DATASET CONTENT: Begin

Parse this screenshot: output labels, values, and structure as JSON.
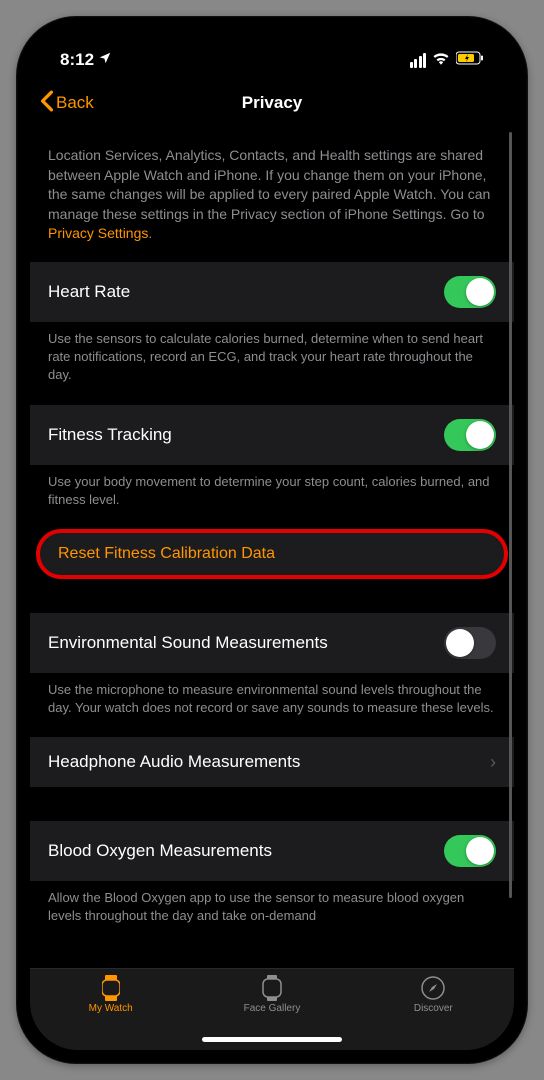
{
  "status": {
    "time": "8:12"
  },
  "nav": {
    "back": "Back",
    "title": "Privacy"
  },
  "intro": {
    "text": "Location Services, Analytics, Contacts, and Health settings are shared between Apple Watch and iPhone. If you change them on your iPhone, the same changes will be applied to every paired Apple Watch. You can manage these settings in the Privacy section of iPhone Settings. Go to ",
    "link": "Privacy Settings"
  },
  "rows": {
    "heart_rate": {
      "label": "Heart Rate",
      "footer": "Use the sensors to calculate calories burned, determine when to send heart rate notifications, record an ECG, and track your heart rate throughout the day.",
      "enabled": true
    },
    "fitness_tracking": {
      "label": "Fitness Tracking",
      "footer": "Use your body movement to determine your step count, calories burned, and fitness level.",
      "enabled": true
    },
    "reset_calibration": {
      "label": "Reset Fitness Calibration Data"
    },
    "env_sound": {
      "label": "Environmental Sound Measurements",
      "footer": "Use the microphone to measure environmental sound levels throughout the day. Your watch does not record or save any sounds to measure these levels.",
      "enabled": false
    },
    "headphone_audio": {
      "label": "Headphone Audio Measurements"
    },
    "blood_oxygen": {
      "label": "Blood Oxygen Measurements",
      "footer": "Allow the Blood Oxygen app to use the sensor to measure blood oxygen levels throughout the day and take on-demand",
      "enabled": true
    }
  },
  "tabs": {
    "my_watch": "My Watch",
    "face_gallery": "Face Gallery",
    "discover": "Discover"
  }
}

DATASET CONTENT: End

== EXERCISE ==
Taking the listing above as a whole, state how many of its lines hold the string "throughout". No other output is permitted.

== WRITTEN SOLUTION ==
3